Malaysia wants to stop discrimination against unvaccinated staff
The Human Rights Commission of Malaysia (Suhakam) has said employers should instead incentivise their staff to get vaccinated.
The government-established body said it had received a number of complaints on allegations of discrimination in the form of restrictions imposed on employees who remain unvaccinated.
Such discriminatory actions include not allowing the employees to return to work, forcing them to pay for their own COVID-19 tests, and movement restrictions when they enter workplaces.
“Suhakam calls on the government to take immediate measures to address such issues by having a balanced approach between public health priorities and the right to be treated fairly without discrimination,” it said.
“Additionally, the government could look into the possibility of expanding the role and function of the COVID-19 mediation centre (PMC-19) to include assistance for employees who are disputing issues related to the pandemic, including their vaccination status, with their employers.”
Suhakam added, “The public should realise that these steps are mainly to protect the people. They may also serve as an incentive for people to obtain vaccination. “Such restrictions, however, should not hinder anyone from enjoying their basic human rights, including access to education, food and medical treatment, among others.”

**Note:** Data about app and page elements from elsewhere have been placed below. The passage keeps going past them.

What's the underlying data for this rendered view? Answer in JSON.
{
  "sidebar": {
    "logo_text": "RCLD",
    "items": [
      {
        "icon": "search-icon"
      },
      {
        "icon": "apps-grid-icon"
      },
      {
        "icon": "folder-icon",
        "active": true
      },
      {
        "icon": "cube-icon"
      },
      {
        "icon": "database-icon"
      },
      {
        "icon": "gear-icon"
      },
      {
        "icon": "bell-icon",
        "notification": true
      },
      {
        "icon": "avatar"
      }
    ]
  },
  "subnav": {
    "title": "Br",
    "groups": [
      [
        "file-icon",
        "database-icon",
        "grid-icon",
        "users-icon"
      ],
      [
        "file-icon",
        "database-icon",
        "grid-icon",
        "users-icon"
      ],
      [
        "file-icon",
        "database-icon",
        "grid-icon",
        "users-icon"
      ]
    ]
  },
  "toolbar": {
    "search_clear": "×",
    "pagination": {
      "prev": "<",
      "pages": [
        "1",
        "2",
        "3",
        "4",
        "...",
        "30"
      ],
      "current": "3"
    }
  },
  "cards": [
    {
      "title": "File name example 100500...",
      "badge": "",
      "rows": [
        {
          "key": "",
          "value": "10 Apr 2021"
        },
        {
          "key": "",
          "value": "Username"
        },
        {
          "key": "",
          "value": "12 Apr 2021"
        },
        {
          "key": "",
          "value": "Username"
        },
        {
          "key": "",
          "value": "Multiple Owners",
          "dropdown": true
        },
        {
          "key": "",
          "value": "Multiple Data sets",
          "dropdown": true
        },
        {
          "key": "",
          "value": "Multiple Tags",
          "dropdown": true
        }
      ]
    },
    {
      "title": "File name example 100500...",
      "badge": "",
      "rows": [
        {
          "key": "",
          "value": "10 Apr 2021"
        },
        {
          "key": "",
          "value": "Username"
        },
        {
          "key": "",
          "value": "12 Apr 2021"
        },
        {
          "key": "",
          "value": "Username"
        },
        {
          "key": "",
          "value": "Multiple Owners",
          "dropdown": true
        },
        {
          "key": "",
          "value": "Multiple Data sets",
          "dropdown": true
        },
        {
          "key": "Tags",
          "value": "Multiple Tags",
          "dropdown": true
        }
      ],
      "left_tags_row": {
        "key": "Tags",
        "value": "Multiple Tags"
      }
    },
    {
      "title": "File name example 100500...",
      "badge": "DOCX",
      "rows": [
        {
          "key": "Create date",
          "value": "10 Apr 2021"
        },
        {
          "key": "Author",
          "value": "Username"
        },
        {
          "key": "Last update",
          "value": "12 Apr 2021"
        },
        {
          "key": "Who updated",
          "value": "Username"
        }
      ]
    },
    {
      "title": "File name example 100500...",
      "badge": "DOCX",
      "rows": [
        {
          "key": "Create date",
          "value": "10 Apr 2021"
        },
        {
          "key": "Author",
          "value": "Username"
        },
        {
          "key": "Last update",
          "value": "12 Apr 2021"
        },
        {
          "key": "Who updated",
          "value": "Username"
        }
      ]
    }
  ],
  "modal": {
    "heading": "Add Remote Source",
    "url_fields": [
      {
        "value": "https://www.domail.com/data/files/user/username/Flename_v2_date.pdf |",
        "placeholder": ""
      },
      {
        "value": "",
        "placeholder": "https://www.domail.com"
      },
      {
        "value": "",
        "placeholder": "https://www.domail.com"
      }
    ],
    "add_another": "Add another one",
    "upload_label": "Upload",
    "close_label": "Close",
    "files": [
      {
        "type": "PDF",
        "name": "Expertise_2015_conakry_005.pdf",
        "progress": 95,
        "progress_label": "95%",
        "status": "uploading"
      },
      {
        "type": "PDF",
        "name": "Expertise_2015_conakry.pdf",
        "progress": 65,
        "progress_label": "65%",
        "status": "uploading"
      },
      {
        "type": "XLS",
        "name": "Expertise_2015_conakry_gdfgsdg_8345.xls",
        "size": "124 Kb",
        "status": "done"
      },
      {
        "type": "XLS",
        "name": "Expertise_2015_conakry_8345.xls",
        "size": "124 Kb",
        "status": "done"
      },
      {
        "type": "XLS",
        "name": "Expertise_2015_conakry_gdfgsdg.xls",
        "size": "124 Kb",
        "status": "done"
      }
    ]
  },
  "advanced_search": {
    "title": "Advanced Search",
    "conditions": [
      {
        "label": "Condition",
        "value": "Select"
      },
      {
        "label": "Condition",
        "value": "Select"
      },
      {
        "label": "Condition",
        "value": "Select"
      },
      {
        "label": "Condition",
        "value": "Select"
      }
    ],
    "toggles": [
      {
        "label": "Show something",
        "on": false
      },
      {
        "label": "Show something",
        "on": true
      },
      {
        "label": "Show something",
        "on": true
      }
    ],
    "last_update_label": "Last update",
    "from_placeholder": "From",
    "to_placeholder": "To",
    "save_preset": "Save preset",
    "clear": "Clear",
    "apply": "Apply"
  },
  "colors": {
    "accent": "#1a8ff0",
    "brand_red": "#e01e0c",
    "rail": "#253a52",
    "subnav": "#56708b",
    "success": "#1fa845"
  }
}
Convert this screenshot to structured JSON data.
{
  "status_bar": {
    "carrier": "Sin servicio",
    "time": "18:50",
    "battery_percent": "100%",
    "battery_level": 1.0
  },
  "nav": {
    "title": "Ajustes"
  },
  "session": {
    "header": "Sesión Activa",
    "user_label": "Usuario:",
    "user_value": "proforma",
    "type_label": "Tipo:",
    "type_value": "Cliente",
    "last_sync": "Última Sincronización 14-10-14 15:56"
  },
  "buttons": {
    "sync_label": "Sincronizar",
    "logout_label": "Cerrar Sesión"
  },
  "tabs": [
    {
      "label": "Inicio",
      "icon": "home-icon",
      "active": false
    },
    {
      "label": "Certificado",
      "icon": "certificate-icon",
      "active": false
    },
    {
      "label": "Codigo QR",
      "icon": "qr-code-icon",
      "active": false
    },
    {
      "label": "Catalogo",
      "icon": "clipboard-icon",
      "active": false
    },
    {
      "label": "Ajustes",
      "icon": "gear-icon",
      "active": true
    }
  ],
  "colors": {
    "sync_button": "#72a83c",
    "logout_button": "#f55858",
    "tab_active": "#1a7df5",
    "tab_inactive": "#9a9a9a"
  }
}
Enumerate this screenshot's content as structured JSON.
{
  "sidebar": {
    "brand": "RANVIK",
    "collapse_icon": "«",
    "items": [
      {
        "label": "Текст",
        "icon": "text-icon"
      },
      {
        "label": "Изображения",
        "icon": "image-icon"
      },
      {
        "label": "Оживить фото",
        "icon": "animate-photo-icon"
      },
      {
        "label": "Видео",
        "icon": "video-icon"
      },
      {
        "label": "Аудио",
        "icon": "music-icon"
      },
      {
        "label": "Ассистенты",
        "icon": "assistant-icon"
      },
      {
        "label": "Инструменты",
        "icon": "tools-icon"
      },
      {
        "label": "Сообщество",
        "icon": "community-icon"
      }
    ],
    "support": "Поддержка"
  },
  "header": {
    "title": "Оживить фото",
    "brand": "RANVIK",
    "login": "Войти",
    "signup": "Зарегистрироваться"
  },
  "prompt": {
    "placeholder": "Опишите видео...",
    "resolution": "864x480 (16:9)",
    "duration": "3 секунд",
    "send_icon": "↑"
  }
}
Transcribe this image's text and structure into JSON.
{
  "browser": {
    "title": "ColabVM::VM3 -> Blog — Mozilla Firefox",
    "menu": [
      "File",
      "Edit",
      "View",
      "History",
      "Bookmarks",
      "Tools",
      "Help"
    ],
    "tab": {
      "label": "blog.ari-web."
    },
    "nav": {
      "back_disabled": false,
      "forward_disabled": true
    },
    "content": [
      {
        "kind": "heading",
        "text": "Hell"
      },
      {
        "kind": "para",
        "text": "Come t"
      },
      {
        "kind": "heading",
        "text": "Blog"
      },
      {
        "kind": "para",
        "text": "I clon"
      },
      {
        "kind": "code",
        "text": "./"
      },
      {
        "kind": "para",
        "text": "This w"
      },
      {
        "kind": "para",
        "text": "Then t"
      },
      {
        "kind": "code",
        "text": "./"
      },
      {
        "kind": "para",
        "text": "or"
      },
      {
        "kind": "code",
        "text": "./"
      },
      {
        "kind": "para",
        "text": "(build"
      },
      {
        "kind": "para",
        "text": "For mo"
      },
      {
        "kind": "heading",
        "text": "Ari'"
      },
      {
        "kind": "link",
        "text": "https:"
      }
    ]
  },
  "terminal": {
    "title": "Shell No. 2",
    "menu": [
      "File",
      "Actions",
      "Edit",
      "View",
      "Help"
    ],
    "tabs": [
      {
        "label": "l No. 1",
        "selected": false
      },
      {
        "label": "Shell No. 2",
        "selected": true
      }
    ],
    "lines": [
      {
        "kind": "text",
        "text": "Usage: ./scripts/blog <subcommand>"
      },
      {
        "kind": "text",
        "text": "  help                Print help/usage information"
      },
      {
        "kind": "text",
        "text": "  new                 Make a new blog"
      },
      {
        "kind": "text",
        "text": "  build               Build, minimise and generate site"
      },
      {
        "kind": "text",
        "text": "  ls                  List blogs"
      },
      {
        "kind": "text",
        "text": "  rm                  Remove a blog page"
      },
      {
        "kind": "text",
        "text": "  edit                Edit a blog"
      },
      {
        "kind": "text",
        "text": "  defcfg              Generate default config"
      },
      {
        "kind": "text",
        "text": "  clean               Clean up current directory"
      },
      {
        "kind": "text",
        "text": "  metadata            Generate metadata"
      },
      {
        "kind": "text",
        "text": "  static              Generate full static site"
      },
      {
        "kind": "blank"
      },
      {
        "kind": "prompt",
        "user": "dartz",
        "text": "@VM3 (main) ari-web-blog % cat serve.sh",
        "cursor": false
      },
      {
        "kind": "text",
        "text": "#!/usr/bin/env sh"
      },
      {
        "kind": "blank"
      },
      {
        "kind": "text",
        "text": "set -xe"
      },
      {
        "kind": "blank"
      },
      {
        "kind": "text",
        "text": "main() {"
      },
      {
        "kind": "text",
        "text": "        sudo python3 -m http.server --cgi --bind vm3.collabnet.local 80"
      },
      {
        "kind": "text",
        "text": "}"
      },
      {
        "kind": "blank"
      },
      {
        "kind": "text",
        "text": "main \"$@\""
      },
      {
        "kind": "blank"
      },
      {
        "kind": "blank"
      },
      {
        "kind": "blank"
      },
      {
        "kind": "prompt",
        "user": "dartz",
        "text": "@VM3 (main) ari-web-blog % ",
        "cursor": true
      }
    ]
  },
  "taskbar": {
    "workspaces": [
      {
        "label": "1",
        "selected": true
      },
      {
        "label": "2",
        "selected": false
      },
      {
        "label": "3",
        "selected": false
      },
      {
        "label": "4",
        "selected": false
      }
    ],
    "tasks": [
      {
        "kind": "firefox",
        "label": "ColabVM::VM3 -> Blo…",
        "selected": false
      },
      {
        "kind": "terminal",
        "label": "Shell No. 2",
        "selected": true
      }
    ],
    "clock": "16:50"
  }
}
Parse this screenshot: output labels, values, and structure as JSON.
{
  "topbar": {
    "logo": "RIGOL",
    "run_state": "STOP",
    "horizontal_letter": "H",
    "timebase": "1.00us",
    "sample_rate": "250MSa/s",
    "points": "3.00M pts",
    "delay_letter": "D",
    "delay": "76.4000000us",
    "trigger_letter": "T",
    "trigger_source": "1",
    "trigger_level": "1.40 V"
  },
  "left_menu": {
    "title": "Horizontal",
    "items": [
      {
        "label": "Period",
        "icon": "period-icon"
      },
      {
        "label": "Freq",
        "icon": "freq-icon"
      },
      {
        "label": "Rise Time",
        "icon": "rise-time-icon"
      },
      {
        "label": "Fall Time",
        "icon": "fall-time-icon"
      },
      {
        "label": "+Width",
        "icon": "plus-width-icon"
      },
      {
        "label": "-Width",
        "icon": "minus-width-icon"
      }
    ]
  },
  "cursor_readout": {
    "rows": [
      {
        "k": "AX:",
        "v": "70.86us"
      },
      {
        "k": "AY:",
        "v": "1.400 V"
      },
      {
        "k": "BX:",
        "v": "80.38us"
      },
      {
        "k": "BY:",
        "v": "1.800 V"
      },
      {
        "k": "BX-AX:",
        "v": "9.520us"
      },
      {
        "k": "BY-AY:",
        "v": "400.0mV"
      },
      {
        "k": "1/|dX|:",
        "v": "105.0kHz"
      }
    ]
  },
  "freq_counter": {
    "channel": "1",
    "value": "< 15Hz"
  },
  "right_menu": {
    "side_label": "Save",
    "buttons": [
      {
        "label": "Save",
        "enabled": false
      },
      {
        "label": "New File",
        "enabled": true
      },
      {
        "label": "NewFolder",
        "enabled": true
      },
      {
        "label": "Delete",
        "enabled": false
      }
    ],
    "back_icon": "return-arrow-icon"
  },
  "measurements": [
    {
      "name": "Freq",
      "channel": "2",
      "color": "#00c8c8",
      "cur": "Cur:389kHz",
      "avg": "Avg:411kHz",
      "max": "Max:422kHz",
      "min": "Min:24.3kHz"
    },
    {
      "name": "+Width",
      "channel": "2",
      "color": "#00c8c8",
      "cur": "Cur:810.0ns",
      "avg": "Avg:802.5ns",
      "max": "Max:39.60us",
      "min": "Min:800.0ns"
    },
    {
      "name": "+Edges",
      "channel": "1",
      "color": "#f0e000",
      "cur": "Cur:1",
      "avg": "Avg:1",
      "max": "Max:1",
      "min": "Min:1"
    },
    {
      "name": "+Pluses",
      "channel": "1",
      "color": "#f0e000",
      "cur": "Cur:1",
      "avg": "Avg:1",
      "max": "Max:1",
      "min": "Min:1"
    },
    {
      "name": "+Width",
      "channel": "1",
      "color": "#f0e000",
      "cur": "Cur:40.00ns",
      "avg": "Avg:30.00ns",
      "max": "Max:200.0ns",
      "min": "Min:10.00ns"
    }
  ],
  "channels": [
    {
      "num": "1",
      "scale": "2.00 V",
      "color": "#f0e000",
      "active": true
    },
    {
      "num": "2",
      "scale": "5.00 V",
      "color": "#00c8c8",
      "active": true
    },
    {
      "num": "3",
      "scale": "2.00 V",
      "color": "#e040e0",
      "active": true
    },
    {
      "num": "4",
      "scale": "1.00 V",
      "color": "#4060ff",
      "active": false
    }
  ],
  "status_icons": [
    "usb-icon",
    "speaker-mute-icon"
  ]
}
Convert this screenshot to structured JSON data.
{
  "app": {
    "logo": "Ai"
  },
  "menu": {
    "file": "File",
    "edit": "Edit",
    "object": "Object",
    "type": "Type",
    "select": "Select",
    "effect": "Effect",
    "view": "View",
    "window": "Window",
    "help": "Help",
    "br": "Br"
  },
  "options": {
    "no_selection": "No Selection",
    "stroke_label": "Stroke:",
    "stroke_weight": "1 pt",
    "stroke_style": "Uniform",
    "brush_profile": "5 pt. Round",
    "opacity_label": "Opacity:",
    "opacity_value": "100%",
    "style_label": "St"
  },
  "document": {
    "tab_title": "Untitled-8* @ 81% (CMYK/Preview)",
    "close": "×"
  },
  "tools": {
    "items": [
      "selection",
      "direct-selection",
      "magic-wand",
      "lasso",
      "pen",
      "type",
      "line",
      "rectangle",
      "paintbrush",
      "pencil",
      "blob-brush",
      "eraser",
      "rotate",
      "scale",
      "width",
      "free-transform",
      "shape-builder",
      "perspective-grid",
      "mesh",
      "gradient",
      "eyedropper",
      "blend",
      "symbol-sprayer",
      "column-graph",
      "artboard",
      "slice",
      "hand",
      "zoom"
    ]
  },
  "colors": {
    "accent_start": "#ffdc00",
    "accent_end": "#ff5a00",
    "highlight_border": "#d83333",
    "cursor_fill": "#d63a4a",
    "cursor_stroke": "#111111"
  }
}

Nevertheless, the commission agreed with measures implemented by the government which impose certain restrictions on persons who are yet to complete their vaccination and others who choose not to be vaccinated as this was necessary to curb the spread of the virus, according to Free Malaysia Today.